START Extracted information

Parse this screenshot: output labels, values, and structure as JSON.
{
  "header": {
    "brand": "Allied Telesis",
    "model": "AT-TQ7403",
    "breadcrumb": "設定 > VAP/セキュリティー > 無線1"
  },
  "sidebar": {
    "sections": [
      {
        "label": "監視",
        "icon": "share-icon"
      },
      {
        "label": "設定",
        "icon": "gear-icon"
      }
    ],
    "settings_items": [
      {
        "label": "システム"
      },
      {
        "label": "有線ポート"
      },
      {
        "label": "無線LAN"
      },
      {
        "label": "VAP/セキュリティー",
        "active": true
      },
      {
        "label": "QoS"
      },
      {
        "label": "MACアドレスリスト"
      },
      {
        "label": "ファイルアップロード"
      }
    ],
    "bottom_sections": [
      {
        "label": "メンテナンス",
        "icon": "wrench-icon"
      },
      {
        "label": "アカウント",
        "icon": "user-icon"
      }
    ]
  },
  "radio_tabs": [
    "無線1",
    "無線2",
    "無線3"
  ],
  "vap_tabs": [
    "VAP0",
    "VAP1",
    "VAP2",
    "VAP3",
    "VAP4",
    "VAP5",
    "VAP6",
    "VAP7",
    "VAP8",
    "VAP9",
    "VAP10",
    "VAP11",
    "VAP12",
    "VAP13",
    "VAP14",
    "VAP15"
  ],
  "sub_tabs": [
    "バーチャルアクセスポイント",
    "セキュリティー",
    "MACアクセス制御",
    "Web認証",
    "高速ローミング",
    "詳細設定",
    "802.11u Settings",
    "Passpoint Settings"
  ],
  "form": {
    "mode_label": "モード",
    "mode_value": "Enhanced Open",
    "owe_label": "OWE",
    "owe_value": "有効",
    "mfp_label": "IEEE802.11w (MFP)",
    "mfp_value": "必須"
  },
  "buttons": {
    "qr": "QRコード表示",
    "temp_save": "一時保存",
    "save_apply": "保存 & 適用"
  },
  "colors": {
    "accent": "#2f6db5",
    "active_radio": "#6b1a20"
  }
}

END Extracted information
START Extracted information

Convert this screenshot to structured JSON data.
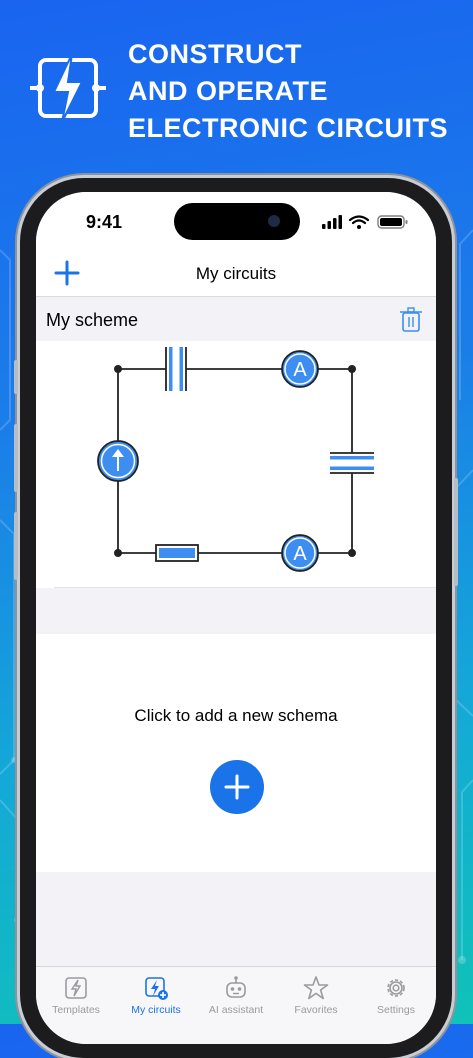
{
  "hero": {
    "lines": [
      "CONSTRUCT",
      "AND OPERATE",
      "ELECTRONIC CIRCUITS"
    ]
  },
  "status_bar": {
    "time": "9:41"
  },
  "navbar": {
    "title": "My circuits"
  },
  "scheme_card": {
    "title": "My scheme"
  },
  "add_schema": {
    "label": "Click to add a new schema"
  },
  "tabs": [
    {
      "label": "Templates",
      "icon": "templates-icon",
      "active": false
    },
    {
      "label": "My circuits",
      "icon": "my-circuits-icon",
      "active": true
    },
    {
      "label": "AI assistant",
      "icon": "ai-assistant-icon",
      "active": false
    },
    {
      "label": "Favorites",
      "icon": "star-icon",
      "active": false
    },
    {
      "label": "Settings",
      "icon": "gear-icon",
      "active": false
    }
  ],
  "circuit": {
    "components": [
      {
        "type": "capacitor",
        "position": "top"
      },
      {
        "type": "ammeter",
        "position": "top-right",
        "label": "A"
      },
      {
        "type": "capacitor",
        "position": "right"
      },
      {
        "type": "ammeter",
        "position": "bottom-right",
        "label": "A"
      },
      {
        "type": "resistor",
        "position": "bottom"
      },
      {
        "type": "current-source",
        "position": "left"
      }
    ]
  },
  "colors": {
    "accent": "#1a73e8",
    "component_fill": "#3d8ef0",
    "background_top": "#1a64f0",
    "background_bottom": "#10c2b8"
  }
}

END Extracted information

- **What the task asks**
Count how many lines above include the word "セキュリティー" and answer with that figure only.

- **Response to the task**
3